Years later, after J.D.'s old filling station was wrecked by a flood, he hit on the idea to reopen as a hostel, much to the benefit of all users of the C&O towpath.

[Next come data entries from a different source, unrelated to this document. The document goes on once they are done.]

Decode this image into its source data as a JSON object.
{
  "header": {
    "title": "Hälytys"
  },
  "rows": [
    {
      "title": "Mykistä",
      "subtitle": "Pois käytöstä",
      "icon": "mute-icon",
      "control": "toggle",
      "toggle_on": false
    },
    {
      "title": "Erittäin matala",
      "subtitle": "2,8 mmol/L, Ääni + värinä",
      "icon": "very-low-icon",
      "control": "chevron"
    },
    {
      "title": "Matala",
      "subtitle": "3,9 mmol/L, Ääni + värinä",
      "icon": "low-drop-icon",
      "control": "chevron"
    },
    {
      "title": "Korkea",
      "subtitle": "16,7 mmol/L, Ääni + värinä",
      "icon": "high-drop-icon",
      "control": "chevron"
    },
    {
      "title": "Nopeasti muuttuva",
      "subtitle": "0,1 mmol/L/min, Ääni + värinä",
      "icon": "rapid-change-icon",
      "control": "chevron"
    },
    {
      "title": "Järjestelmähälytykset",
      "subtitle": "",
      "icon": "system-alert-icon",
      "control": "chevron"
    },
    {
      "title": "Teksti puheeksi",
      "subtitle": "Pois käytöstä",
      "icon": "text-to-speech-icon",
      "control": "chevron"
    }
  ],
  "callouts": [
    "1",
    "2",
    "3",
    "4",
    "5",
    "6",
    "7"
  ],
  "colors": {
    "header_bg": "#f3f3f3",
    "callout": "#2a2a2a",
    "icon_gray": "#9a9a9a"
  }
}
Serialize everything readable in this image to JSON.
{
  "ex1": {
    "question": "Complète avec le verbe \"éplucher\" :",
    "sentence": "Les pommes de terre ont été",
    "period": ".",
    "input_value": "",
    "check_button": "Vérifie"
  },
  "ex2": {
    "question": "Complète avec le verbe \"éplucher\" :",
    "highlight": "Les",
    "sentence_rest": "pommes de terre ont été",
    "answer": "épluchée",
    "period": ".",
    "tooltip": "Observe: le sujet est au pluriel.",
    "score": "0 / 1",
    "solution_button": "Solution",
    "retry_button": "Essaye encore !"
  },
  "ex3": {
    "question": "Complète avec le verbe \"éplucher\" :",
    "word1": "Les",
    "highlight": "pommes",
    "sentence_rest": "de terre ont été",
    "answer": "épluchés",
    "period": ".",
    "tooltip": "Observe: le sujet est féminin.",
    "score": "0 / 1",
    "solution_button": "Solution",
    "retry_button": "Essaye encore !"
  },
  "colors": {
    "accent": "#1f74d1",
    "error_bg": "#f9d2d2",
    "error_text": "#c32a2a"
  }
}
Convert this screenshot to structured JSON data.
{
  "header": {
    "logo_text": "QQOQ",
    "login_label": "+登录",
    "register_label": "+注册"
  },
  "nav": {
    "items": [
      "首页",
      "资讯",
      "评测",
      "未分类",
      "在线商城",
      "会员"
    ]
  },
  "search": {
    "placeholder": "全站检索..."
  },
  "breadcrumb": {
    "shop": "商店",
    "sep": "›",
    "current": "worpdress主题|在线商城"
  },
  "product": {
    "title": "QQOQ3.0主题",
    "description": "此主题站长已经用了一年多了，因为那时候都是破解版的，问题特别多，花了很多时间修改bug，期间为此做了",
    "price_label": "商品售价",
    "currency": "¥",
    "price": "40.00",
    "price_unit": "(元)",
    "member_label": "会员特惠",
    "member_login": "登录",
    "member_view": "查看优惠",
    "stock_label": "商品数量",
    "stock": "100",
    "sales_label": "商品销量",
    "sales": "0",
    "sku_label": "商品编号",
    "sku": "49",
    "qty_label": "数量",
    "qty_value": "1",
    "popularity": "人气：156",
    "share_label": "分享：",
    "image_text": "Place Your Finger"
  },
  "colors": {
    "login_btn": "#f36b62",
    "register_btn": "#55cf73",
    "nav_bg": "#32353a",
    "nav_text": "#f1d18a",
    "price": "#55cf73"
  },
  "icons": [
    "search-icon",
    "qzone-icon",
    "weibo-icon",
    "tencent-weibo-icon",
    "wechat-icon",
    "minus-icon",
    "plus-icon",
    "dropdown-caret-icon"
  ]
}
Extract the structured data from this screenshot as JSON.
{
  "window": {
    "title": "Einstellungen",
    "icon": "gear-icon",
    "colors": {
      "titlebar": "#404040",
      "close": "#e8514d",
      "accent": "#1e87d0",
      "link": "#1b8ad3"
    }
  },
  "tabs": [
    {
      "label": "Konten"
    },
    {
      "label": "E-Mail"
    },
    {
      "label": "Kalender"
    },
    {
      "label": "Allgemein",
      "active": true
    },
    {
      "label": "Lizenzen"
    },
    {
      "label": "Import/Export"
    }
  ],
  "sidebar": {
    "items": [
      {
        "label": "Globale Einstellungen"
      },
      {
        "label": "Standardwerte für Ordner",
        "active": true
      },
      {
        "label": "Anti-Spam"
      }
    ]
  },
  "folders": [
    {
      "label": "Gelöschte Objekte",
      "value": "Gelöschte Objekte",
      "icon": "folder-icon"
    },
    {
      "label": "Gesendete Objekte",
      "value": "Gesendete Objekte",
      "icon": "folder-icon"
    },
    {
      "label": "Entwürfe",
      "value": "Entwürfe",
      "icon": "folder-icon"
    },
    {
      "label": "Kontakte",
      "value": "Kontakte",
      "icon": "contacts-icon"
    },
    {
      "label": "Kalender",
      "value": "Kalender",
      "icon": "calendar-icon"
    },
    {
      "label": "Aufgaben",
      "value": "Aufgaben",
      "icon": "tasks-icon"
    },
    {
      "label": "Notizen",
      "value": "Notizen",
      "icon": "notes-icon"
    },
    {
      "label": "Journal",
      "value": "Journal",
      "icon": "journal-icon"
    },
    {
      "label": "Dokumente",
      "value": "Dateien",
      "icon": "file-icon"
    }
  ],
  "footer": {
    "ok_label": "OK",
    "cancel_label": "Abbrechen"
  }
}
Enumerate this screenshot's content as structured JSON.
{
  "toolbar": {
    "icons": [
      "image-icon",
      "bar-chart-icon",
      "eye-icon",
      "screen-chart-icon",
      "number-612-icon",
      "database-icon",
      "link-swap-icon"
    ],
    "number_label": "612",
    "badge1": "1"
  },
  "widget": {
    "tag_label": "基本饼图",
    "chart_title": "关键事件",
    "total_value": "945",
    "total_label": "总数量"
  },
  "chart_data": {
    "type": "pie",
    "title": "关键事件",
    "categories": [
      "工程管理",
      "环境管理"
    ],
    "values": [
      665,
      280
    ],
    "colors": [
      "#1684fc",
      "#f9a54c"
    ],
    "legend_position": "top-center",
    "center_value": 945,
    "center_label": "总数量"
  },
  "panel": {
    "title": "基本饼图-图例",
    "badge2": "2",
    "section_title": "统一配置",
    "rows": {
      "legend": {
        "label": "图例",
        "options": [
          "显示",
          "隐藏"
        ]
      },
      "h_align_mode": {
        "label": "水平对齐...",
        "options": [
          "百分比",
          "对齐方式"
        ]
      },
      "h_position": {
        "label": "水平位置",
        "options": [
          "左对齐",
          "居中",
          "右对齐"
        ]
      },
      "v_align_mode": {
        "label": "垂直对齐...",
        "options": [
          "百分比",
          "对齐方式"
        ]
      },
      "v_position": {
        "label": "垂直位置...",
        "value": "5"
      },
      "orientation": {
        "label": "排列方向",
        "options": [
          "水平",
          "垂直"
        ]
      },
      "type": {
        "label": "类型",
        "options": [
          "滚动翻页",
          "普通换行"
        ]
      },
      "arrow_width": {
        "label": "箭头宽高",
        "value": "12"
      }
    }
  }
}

FYI, Our self-imposed bike-camping rules:
  • no complaining.
  • no spitting, outside of competitions.
  • no cell phones.
  • no asking directions.
  • no sudden stops.
  • no mean drunks.
  • no gunfire after sunset.
  • always call the pocket before shooting.
  • no peeing on the campfire.
  • no flossing.
  • no billy joel.
  • no counting your money while you're sitting at the table.
  • no canned sardines.
  • no wooden shoes.
  • no nitrous.
  • no doubling back--we go forward and find a new route.
  • no making eye contact with anyone at the battleburger eatery. Particulary the owner.
  • no rain gear--skin is waterproof.
  • no fighting with the railroad men.
  • no blaming your parents (even if they did lock you in the glovebox at age two)
  • no salvaging firewood from nearby archaeological digs
  • no watering down the whiskey.
  • no stiffing the waitress.
  • when executing dangerous stunts, no fair peeking.
  • no drinking the sterno.
  • no baklava without coffee.
  • all bets are final on handshake, to be paid in full by sunset.
no rules for ladies.
Lord, preserve us and protect us;
we've been drinking whiskey for breakfast.
—Mike Cross


  1. Gilbert, I've been interested in riding this since I met my wife 10 years ago. Her folks live near Williamsport MD. Is the towpath fixie-friendly?

  2. i think fg or ss could be fun and save a lot of heartache--no debris in the derraileur. While the towpath itself is very flat, if you venture off it, e.g. to acquire lodging food or drink, theres some real chain-bustin' hills! An internal hub may be ideal. A flipable wheel might work for you.

  3. Hello Bull,

    I agree with Adrian. We had several people riding 35-40 year old three speed hubs on our trip. Gears are a mere convenience on this flat trail and avoids the complication and artifice of the derraileur. Coasting is handy with the occasional rough patch or rut. Off the trail gears or hoofs are somewhat mandatory. There seem to be quite a few damaged derraileurs reported along the C&O. Mud proof drum brakes work well on the trail as well.